### What the exercise asks
Copy out each line of the listing below where the string "generated" appears.

[Source data — start]

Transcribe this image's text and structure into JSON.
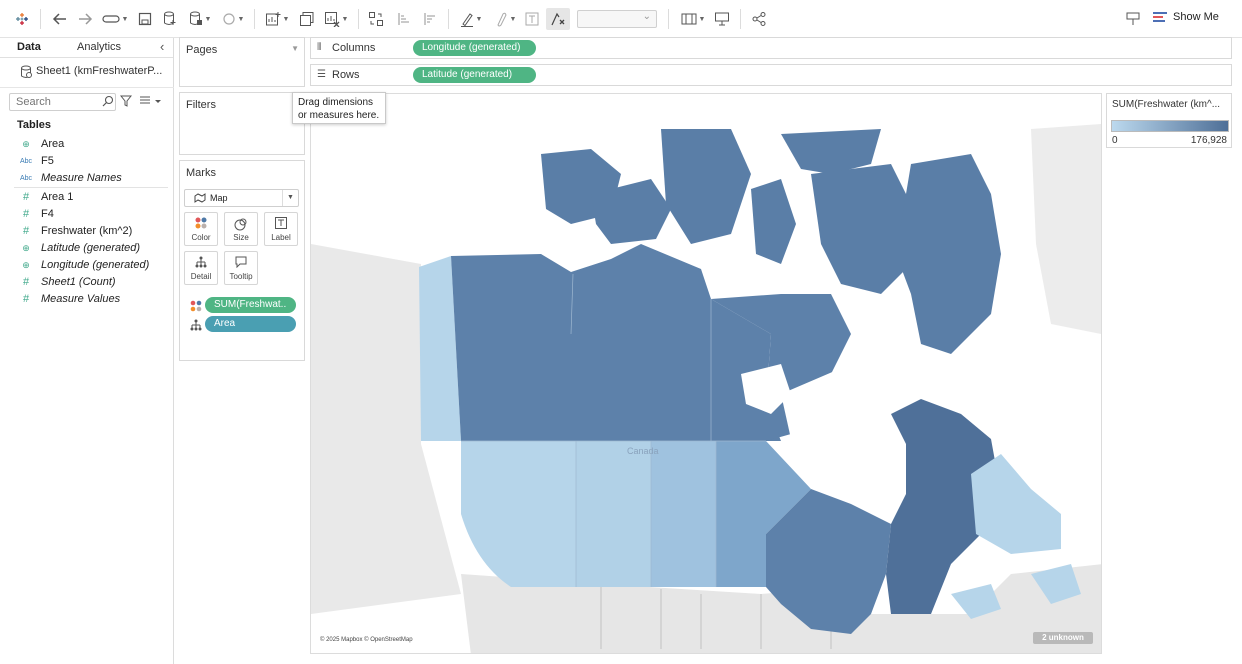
{
  "toolbar": {
    "show_me_label": "Show Me",
    "icons": [
      "tableau-logo-icon",
      "undo-icon",
      "redo-icon",
      "replay-icon",
      "save-icon",
      "new-datasource-icon",
      "pause-update-icon",
      "refresh-icon",
      "new-worksheet-icon",
      "duplicate-sheet-icon",
      "clear-sheet-icon",
      "swap-icon",
      "sort-ascending-icon",
      "sort-descending-icon",
      "highlight-icon",
      "group-icon",
      "show-labels-icon",
      "fix-axes-icon",
      "fit-select",
      "show-cards-icon",
      "presentation-icon",
      "share-icon",
      "pin-icon",
      "show-me-icon"
    ]
  },
  "data_pane": {
    "tabs": [
      "Data",
      "Analytics"
    ],
    "datasource": "Sheet1 (kmFreshwaterP...",
    "search_placeholder": "Search",
    "tables_label": "Tables",
    "fields": [
      {
        "icon": "globe",
        "label": "Area",
        "italic": false
      },
      {
        "icon": "abc",
        "label": "F5",
        "italic": false
      },
      {
        "icon": "abc",
        "label": "Measure Names",
        "italic": true
      },
      {
        "icon": "hash",
        "label": "Area 1",
        "italic": false
      },
      {
        "icon": "hash",
        "label": "F4",
        "italic": false
      },
      {
        "icon": "hash",
        "label": "Freshwater (km^2)",
        "italic": false
      },
      {
        "icon": "globe",
        "label": "Latitude (generated)",
        "italic": true
      },
      {
        "icon": "globe",
        "label": "Longitude (generated)",
        "italic": true
      },
      {
        "icon": "hash",
        "label": "Sheet1 (Count)",
        "italic": true
      },
      {
        "icon": "hash",
        "label": "Measure Values",
        "italic": true
      }
    ]
  },
  "cards": {
    "pages": "Pages",
    "filters": "Filters",
    "marks": "Marks",
    "mark_type": "Map",
    "mark_buttons": [
      "Color",
      "Size",
      "Label",
      "Detail",
      "Tooltip"
    ],
    "mark_pills": [
      "SUM(Freshwat..",
      "Area"
    ]
  },
  "shelves": {
    "columns_label": "Columns",
    "rows_label": "Rows",
    "columns_pill": "Longitude (generated)",
    "rows_pill": "Latitude (generated)"
  },
  "drag_tip": "Drag dimensions or measures here.",
  "map": {
    "country_label": "Canada",
    "attribution": "© 2025 Mapbox © OpenStreetMap",
    "unknown_badge": "2 unknown",
    "colors": {
      "dark": "#5a7ea7",
      "mid": "#7ea6cb",
      "light": "#b6d5ea",
      "land": "#e9e9e9",
      "water": "#ffffff"
    }
  },
  "legend": {
    "title": "SUM(Freshwater (km^...",
    "min": "0",
    "max": "176,928",
    "color_low": "#bcd9ee",
    "color_high": "#4e6f97"
  }
}
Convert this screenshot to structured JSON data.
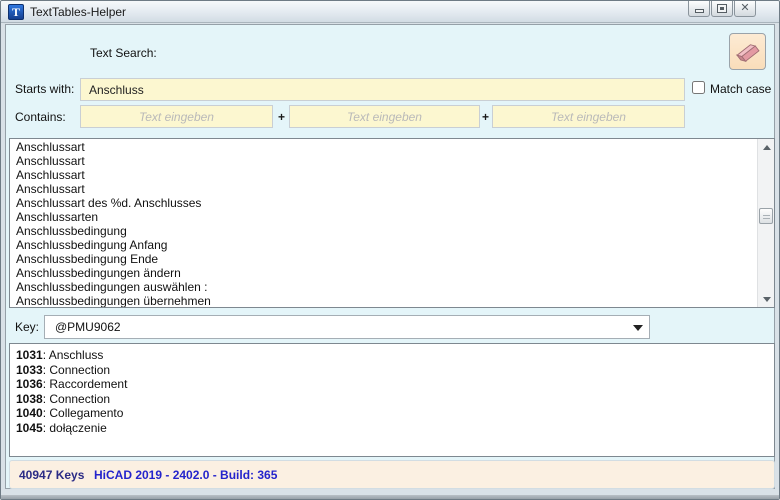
{
  "window": {
    "title": "TextTables-Helper",
    "icon_letter": "T"
  },
  "search": {
    "section_label": "Text Search:",
    "starts_with_label": "Starts with:",
    "starts_with_value": "Anschluss",
    "match_case_label": "Match case",
    "contains_label": "Contains:",
    "contains_placeholder": "Text eingeben",
    "plus_separator": "+"
  },
  "main_list": {
    "items": [
      "Anschlussart",
      "Anschlussart",
      "Anschlussart",
      "Anschlussart",
      "Anschlussart des %d. Anschlusses",
      "Anschlussarten",
      "Anschlussbedingung",
      "Anschlussbedingung Anfang",
      "Anschlussbedingung Ende",
      "Anschlussbedingungen ändern",
      "Anschlussbedingungen auswählen :",
      "Anschlussbedingungen übernehmen"
    ]
  },
  "key_section": {
    "label": "Key:",
    "value": "@PMU9062"
  },
  "translations": {
    "items": [
      {
        "id": "1031",
        "text": "Anschluss"
      },
      {
        "id": "1033",
        "text": "Connection"
      },
      {
        "id": "1036",
        "text": "Raccordement"
      },
      {
        "id": "1038",
        "text": "Connection"
      },
      {
        "id": "1040",
        "text": "Collegamento"
      },
      {
        "id": "1045",
        "text": "dołączenie"
      }
    ]
  },
  "status": {
    "keys_label": "40947 Keys",
    "version_label": "HiCAD 2019 - 2402.0 - Build: 365"
  },
  "colors": {
    "panel_background": "#e4f5f9",
    "input_background": "#fcf7d0",
    "status_background": "#fbf0e2",
    "status_text_blue": "#2424cc",
    "status_keys_navy": "#2b2b85",
    "eraser_pink": "#e8a2aa"
  }
}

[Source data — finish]

### Solution to the exercise
        "label": "Latitude (generated)",
        "label": "Longitude (generated)",
    "columns_pill": "Longitude (generated)",
    "rows_pill": "Latitude (generated)"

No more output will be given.